However, the other side to this is that thousands of the world’s poorest women die every year from botched abortions, and others are permanently damaged. There are also pregnancies resulting from incest, rape and abuse. In such situations, Christianity cannot be about applying moral absolutes that ignore the messy, tragic realities of life. Sometimes, there is no right answer. That is why Christianity is not about moral perfection but about forgiveness, healing and compassion. Is abortion ever morally good? No. Is abortion always morally bad? No. It is in the vulnerability and muddle of such dilemmas that the compassion of the incarnate God reaches out to us. Grace redeems the moment of tragic necessity. Love heals the wounds of violence. Forgiveness opens a path beyond failure. Hope lets in the light. That is when we can speak about a situation becoming Christian.
Tina Beattie is professor of Catholic studies at the University of Roehampton
Abortion is Christian in a very important sense: A majority of Christians in this country support the current law which allows it. A 2013 YouGov poll for the Westminster Faith Debates found that only 39% of religious people want to lower the 24-week limit on abortion or ban it altogether, so not a significantly higher proportion than the 35% of the general population who take that view. Clergy often see the issue differently. Obviously this is true of the Catholic Church, but in undertaking a recent survey of CofE clergy I was surprised to find that 43% of them would like to see the law made stricter, and an additional 16% – mostly evangelicals – would favour an outright ban.
I think this variance between what different Christians think about abortion comes down to two very different understandings of life – “bare life” and “full life”. Because I support the latter, I don’t view abortion as unchristian.
On the “bare life” view, what counts is the mere fact of being alive. On this understanding, “sanctity of life” applies to human life in all its forms, however diminished or painful, and however much a person might want to end it. This approach is supported by two theological arguments. First, that life is given and taken by God and should be in his sole control. Second, that Christians should have particular care for the weak and vulnerable.
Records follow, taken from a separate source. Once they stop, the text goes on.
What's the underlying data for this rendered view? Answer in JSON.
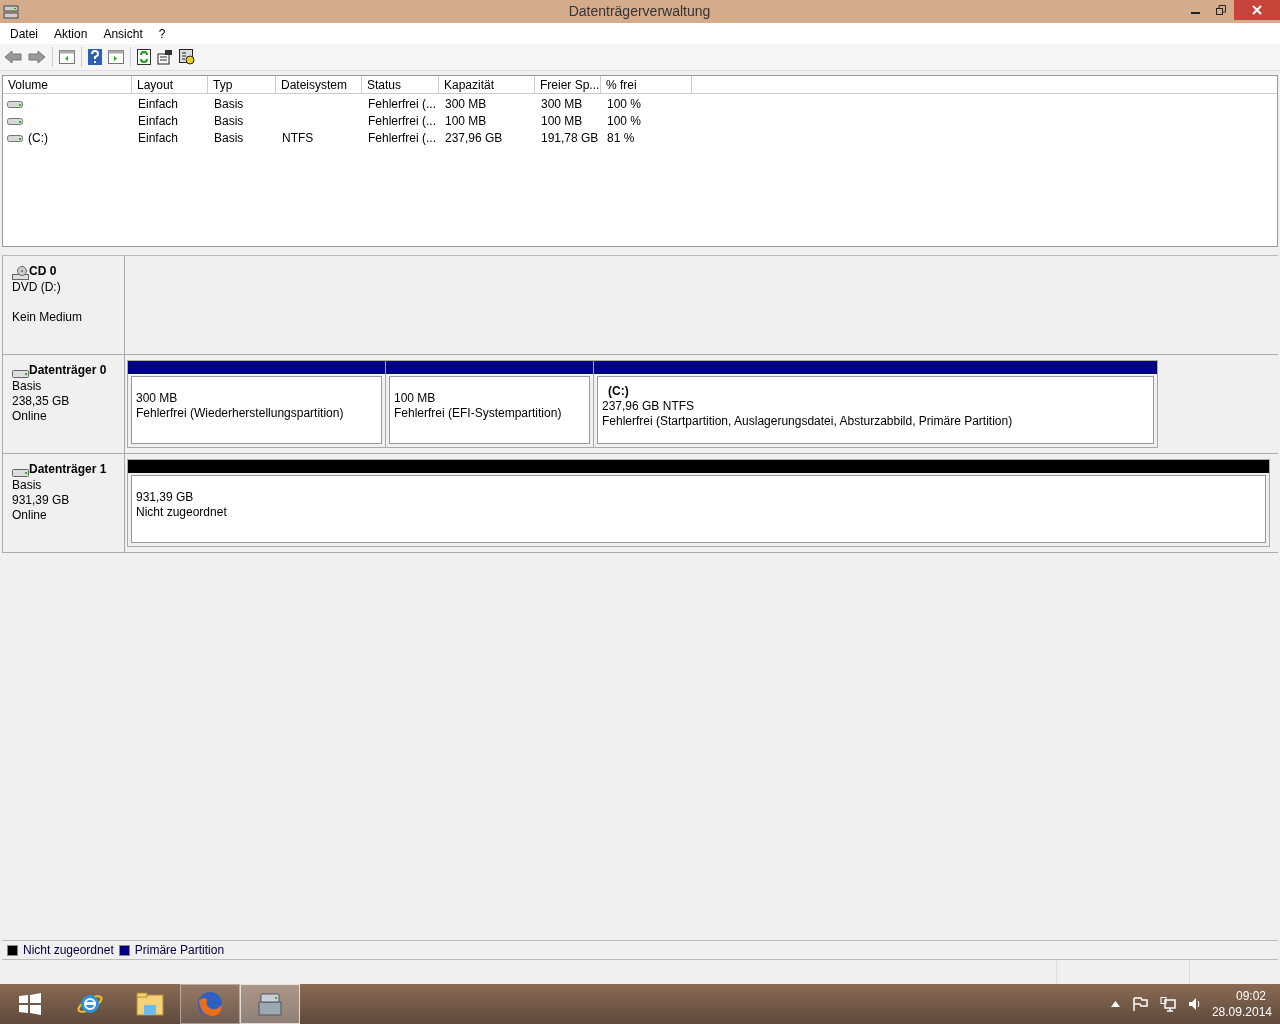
{
  "window": {
    "title": "Datenträgerverwaltung"
  },
  "menu": [
    "Datei",
    "Aktion",
    "Ansicht",
    "?"
  ],
  "table": {
    "columns": [
      "Volume",
      "Layout",
      "Typ",
      "Dateisystem",
      "Status",
      "Kapazität",
      "Freier Sp...",
      "% frei"
    ],
    "rows": [
      [
        "",
        "Einfach",
        "Basis",
        "",
        "Fehlerfrei (...",
        "300 MB",
        "300 MB",
        "100 %"
      ],
      [
        "",
        "Einfach",
        "Basis",
        "",
        "Fehlerfrei (...",
        "100 MB",
        "100 MB",
        "100 %"
      ],
      [
        "(C:)",
        "Einfach",
        "Basis",
        "NTFS",
        "Fehlerfrei (...",
        "237,96 GB",
        "191,78 GB",
        "81 %"
      ]
    ]
  },
  "disks": [
    {
      "kind": "cd",
      "name": "CD 0",
      "lines": [
        "DVD (D:)",
        "Kein Medium"
      ]
    },
    {
      "kind": "disk",
      "name": "Datenträger 0",
      "lines": [
        "Basis",
        "238,35 GB",
        "Online"
      ],
      "partitions": [
        {
          "color": "#000080",
          "lines": [
            "300 MB",
            "Fehlerfrei (Wiederherstellungspartition)"
          ]
        },
        {
          "color": "#000080",
          "lines": [
            "100 MB",
            "Fehlerfrei (EFI-Systempartition)"
          ]
        },
        {
          "color": "#000080",
          "label": "(C:)",
          "lines": [
            "237,96 GB NTFS",
            "Fehlerfrei (Startpartition, Auslagerungsdatei, Absturzabbild, Primäre Partition)"
          ]
        }
      ]
    },
    {
      "kind": "disk",
      "name": "Datenträger 1",
      "lines": [
        "Basis",
        "931,39 GB",
        "Online"
      ],
      "partitions": [
        {
          "color": "#000000",
          "lines": [
            "931,39 GB",
            "Nicht zugeordnet"
          ]
        }
      ]
    }
  ],
  "legend": [
    {
      "color": "#000000",
      "label": "Nicht zugeordnet"
    },
    {
      "color": "#000080",
      "label": "Primäre Partition"
    }
  ],
  "taskbar": {
    "apps": [
      {
        "kind": "start",
        "running": false,
        "selected": false
      },
      {
        "kind": "ie",
        "running": false,
        "selected": false
      },
      {
        "kind": "explorer",
        "running": false,
        "selected": false
      },
      {
        "kind": "firefox",
        "running": true,
        "selected": false
      },
      {
        "kind": "diskmgmt",
        "running": true,
        "selected": true
      }
    ],
    "time": "09:02",
    "date": "28.09.2014"
  }
}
On the “full life” view, what counts is not just quantity but quality. Although there is no formula to measure quality of life, it includes having the realistic prospect of freedom from unbearable suffering, some capacity for relationship, or some desire to continue to live. In support of this view, we can cite Jesus’ words about abundant life (John 10:10), and reject an image of God holding the strings of human life in favour of a theology in which humans have genuine responsibility for lives and deaths.
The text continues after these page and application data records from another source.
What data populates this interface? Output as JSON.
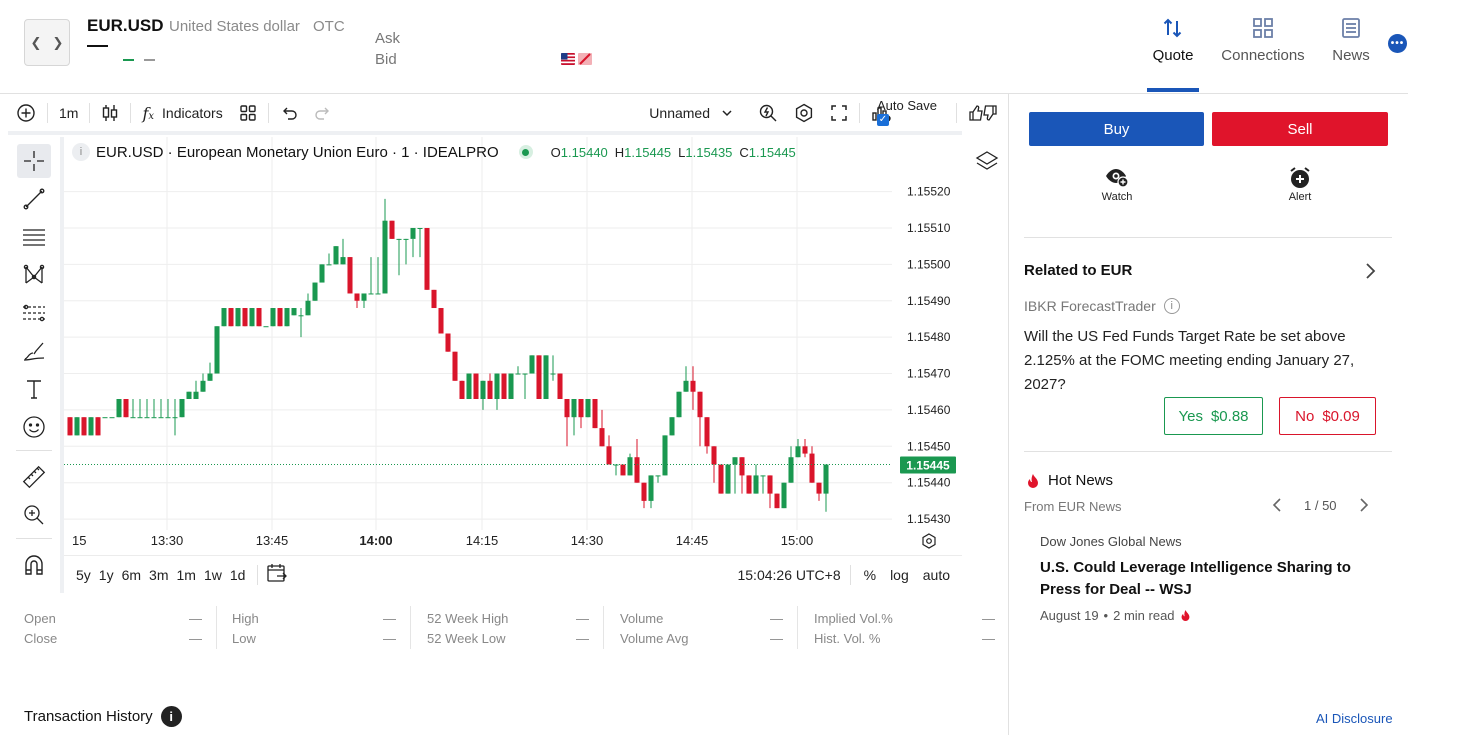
{
  "header": {
    "symbol": "EUR.USD",
    "description": "United States dollar",
    "exchange": "OTC",
    "last_value": "—",
    "ask_label": "Ask",
    "bid_label": "Bid",
    "nav_tabs": [
      {
        "label": "Quote",
        "icon": "sort-arrows-icon",
        "active": true
      },
      {
        "label": "Connections",
        "icon": "grid-squares-icon",
        "active": false
      },
      {
        "label": "News",
        "icon": "newspaper-icon",
        "active": false
      }
    ]
  },
  "toolbar": {
    "interval": "1m",
    "indicators_label": "Indicators",
    "layout_name": "Unnamed",
    "auto_save_label": "Auto Save",
    "auto_save_checked": true
  },
  "chart_legend": {
    "title": "EUR.USD · European Monetary Union Euro · 1 · IDEALPRO",
    "open_key": "O",
    "open": "1.15440",
    "high_key": "H",
    "high": "1.15445",
    "low_key": "L",
    "low": "1.15435",
    "close_key": "C",
    "close": "1.15445"
  },
  "chart_data": {
    "type": "candlestick",
    "x_ticks": [
      "15",
      "13:30",
      "13:45",
      "14:00",
      "14:15",
      "14:30",
      "14:45",
      "15:00"
    ],
    "y_ticks": [
      1.1552,
      1.1551,
      1.155,
      1.1549,
      1.1548,
      1.1547,
      1.1546,
      1.1545,
      1.1544,
      1.1543
    ],
    "y_tick_labels": [
      "1.15520",
      "1.15510",
      "1.15500",
      "1.15490",
      "1.15480",
      "1.15470",
      "1.15460",
      "1.15450",
      "1.15440",
      "1.15430"
    ],
    "ylim": [
      1.15427,
      1.15535
    ],
    "current_price": 1.15445,
    "current_price_label": "1.15445",
    "grid": true,
    "candles": [
      [
        1.15458,
        1.15458,
        1.15453,
        1.15453
      ],
      [
        1.15453,
        1.15458,
        1.15453,
        1.15458
      ],
      [
        1.15458,
        1.15458,
        1.15453,
        1.15453
      ],
      [
        1.15453,
        1.15458,
        1.15453,
        1.15458
      ],
      [
        1.15458,
        1.15458,
        1.15453,
        1.15453
      ],
      [
        1.15458,
        1.15458,
        1.15458,
        1.15458
      ],
      [
        1.15458,
        1.15458,
        1.15458,
        1.15458
      ],
      [
        1.15458,
        1.15463,
        1.15458,
        1.15463
      ],
      [
        1.15463,
        1.15463,
        1.15458,
        1.15458
      ],
      [
        1.15458,
        1.15463,
        1.15458,
        1.15458
      ],
      [
        1.15458,
        1.15463,
        1.15458,
        1.15458
      ],
      [
        1.15458,
        1.15463,
        1.15458,
        1.15458
      ],
      [
        1.15458,
        1.15463,
        1.15458,
        1.15458
      ],
      [
        1.15458,
        1.15463,
        1.15458,
        1.15458
      ],
      [
        1.15458,
        1.15463,
        1.15458,
        1.15458
      ],
      [
        1.15458,
        1.15463,
        1.15453,
        1.15458
      ],
      [
        1.15458,
        1.15463,
        1.15458,
        1.15463
      ],
      [
        1.15463,
        1.15465,
        1.15463,
        1.15465
      ],
      [
        1.15463,
        1.15468,
        1.15463,
        1.15465
      ],
      [
        1.15465,
        1.1547,
        1.15465,
        1.15468
      ],
      [
        1.15468,
        1.15473,
        1.15468,
        1.1547
      ],
      [
        1.1547,
        1.15483,
        1.1547,
        1.15483
      ],
      [
        1.15483,
        1.15488,
        1.15483,
        1.15488
      ],
      [
        1.15488,
        1.15488,
        1.15483,
        1.15483
      ],
      [
        1.15483,
        1.15488,
        1.15483,
        1.15488
      ],
      [
        1.15488,
        1.15488,
        1.15483,
        1.15483
      ],
      [
        1.15483,
        1.15488,
        1.15483,
        1.15488
      ],
      [
        1.15488,
        1.15488,
        1.15483,
        1.15483
      ],
      [
        1.15483,
        1.15483,
        1.15483,
        1.15483
      ],
      [
        1.15483,
        1.15488,
        1.15483,
        1.15488
      ],
      [
        1.15488,
        1.15488,
        1.15483,
        1.15483
      ],
      [
        1.15483,
        1.15488,
        1.15483,
        1.15488
      ],
      [
        1.15486,
        1.15488,
        1.15486,
        1.15488
      ],
      [
        1.15486,
        1.15488,
        1.1548,
        1.15486
      ],
      [
        1.15486,
        1.15492,
        1.15486,
        1.1549
      ],
      [
        1.1549,
        1.15495,
        1.1549,
        1.15495
      ],
      [
        1.15495,
        1.155,
        1.15495,
        1.155
      ],
      [
        1.155,
        1.15503,
        1.155,
        1.155
      ],
      [
        1.155,
        1.15505,
        1.155,
        1.15505
      ],
      [
        1.155,
        1.15507,
        1.155,
        1.15502
      ],
      [
        1.15502,
        1.15502,
        1.15492,
        1.15492
      ],
      [
        1.15492,
        1.15492,
        1.15488,
        1.1549
      ],
      [
        1.1549,
        1.15492,
        1.15488,
        1.15492
      ],
      [
        1.15492,
        1.15502,
        1.15492,
        1.15492
      ],
      [
        1.15492,
        1.15502,
        1.15492,
        1.15492
      ],
      [
        1.15492,
        1.15518,
        1.15492,
        1.15512
      ],
      [
        1.15512,
        1.15512,
        1.15507,
        1.15507
      ],
      [
        1.15507,
        1.15507,
        1.15497,
        1.15507
      ],
      [
        1.15507,
        1.15507,
        1.155,
        1.15507
      ],
      [
        1.15507,
        1.15507,
        1.15502,
        1.1551
      ],
      [
        1.1551,
        1.1551,
        1.15502,
        1.1551
      ],
      [
        1.1551,
        1.1551,
        1.15493,
        1.15493
      ],
      [
        1.15493,
        1.15493,
        1.15488,
        1.15488
      ],
      [
        1.15488,
        1.15488,
        1.15481,
        1.15481
      ],
      [
        1.15481,
        1.15481,
        1.15476,
        1.15476
      ],
      [
        1.15476,
        1.15476,
        1.15468,
        1.15468
      ],
      [
        1.15468,
        1.15468,
        1.15463,
        1.15463
      ],
      [
        1.15463,
        1.1547,
        1.15463,
        1.1547
      ],
      [
        1.1547,
        1.1547,
        1.15463,
        1.15463
      ],
      [
        1.15463,
        1.15468,
        1.1546,
        1.15468
      ],
      [
        1.15468,
        1.1547,
        1.15463,
        1.15463
      ],
      [
        1.15463,
        1.1547,
        1.1546,
        1.1547
      ],
      [
        1.1547,
        1.1547,
        1.15463,
        1.15463
      ],
      [
        1.15463,
        1.1547,
        1.15463,
        1.1547
      ],
      [
        1.1547,
        1.15472,
        1.1547,
        1.1547
      ],
      [
        1.1547,
        1.1547,
        1.15463,
        1.1547
      ],
      [
        1.1547,
        1.15475,
        1.1547,
        1.15475
      ],
      [
        1.15475,
        1.15475,
        1.15463,
        1.15463
      ],
      [
        1.15463,
        1.15475,
        1.15463,
        1.15475
      ],
      [
        1.1547,
        1.15475,
        1.15468,
        1.1547
      ],
      [
        1.1547,
        1.1547,
        1.15463,
        1.15463
      ],
      [
        1.15463,
        1.15463,
        1.1545,
        1.15458
      ],
      [
        1.15458,
        1.15463,
        1.15453,
        1.15463
      ],
      [
        1.15463,
        1.15463,
        1.15455,
        1.15458
      ],
      [
        1.15458,
        1.15463,
        1.15458,
        1.15463
      ],
      [
        1.15463,
        1.15463,
        1.15455,
        1.15455
      ],
      [
        1.15455,
        1.1546,
        1.1545,
        1.1545
      ],
      [
        1.1545,
        1.15453,
        1.15445,
        1.15445
      ],
      [
        1.15445,
        1.15445,
        1.15442,
        1.15445
      ],
      [
        1.15445,
        1.15445,
        1.15442,
        1.15442
      ],
      [
        1.15442,
        1.15448,
        1.15442,
        1.15447
      ],
      [
        1.15447,
        1.15452,
        1.1544,
        1.1544
      ],
      [
        1.1544,
        1.1544,
        1.15433,
        1.15435
      ],
      [
        1.15435,
        1.15442,
        1.15433,
        1.15442
      ],
      [
        1.15442,
        1.15442,
        1.1544,
        1.15442
      ],
      [
        1.15442,
        1.15453,
        1.15442,
        1.15453
      ],
      [
        1.15453,
        1.15458,
        1.15453,
        1.15458
      ],
      [
        1.15458,
        1.15465,
        1.15458,
        1.15465
      ],
      [
        1.15465,
        1.15472,
        1.15465,
        1.15468
      ],
      [
        1.15468,
        1.15472,
        1.1546,
        1.15465
      ],
      [
        1.15465,
        1.15465,
        1.1545,
        1.15458
      ],
      [
        1.15458,
        1.15458,
        1.15448,
        1.1545
      ],
      [
        1.1545,
        1.1545,
        1.1544,
        1.15445
      ],
      [
        1.15445,
        1.15445,
        1.15437,
        1.15437
      ],
      [
        1.15437,
        1.15445,
        1.15437,
        1.15445
      ],
      [
        1.15445,
        1.15447,
        1.15437,
        1.15447
      ],
      [
        1.15447,
        1.15447,
        1.15437,
        1.15442
      ],
      [
        1.15442,
        1.15442,
        1.15437,
        1.15437
      ],
      [
        1.15437,
        1.15445,
        1.15437,
        1.15442
      ],
      [
        1.15442,
        1.15442,
        1.15437,
        1.15442
      ],
      [
        1.15442,
        1.15442,
        1.15433,
        1.15437
      ],
      [
        1.15437,
        1.15437,
        1.15433,
        1.15433
      ],
      [
        1.15433,
        1.1544,
        1.15433,
        1.1544
      ],
      [
        1.1544,
        1.1545,
        1.1544,
        1.15447
      ],
      [
        1.15447,
        1.15452,
        1.15447,
        1.1545
      ],
      [
        1.1545,
        1.15452,
        1.15447,
        1.15448
      ],
      [
        1.15448,
        1.1545,
        1.1544,
        1.1544
      ],
      [
        1.1544,
        1.1544,
        1.15435,
        1.15437
      ],
      [
        1.15437,
        1.15445,
        1.15432,
        1.15445
      ]
    ]
  },
  "time_row": {
    "ranges": [
      "5y",
      "1y",
      "6m",
      "3m",
      "1m",
      "1w",
      "1d"
    ],
    "clock": "15:04:26 UTC+8",
    "pct": "%",
    "log": "log",
    "auto": "auto"
  },
  "stats": [
    {
      "label": "Open",
      "value": "—"
    },
    {
      "label": "Close",
      "value": "—"
    },
    {
      "label": "High",
      "value": "—"
    },
    {
      "label": "Low",
      "value": "—"
    },
    {
      "label": "52 Week High",
      "value": "—"
    },
    {
      "label": "52 Week Low",
      "value": "—"
    },
    {
      "label": "Volume",
      "value": "—"
    },
    {
      "label": "Volume Avg",
      "value": "—"
    },
    {
      "label": "Implied Vol.%",
      "value": "—"
    },
    {
      "label": "Hist. Vol. %",
      "value": "—"
    }
  ],
  "transaction_history": {
    "label": "Transaction History",
    "info": "i"
  },
  "trade": {
    "buy_label": "Buy",
    "sell_label": "Sell",
    "watch_label": "Watch",
    "alert_label": "Alert"
  },
  "related": {
    "title": "Related to EUR",
    "source": "IBKR ForecastTrader",
    "info": "i",
    "question": "Will the US Fed Funds Target Rate be set above 2.125% at the FOMC meeting ending January 27, 2027?",
    "yes_label": "Yes",
    "yes_price": "$0.88",
    "no_label": "No",
    "no_price": "$0.09"
  },
  "hot_news": {
    "title": "Hot News",
    "from": "From EUR News",
    "pager": "1 / 50",
    "source": "Dow Jones Global News",
    "headline": "U.S. Could Leverage Intelligence Sharing to Press for Deal -- WSJ",
    "date": "August 19",
    "read_time": "2 min read"
  },
  "footer": {
    "ai_disclosure": "AI Disclosure"
  },
  "colors": {
    "up": "#1a9850",
    "down": "#d9152b",
    "brand": "#1a56b8",
    "sell": "#e0142b"
  }
}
The moral intuition which lies behind our current law is that the quality of life of the mother, the potential child, and perhaps other siblings and family members, must be taken into account, and that they are all interconnected. For quality of life is not just about my life in isolation, but about our essentially social nature as well.
The debate about abortion has often been posed as “pro life” versus “pro choice”. That’s the wrong way of looking at it. Many people believe that in some sense life begins at conception, and that abortion should be allowed. The debate is not for or against life, but between two different understandings of life.
Linda Woodhead is professor in the sociology of religion at Lancaster University
This article was published in the December 2014/January 2015 edition of Reform.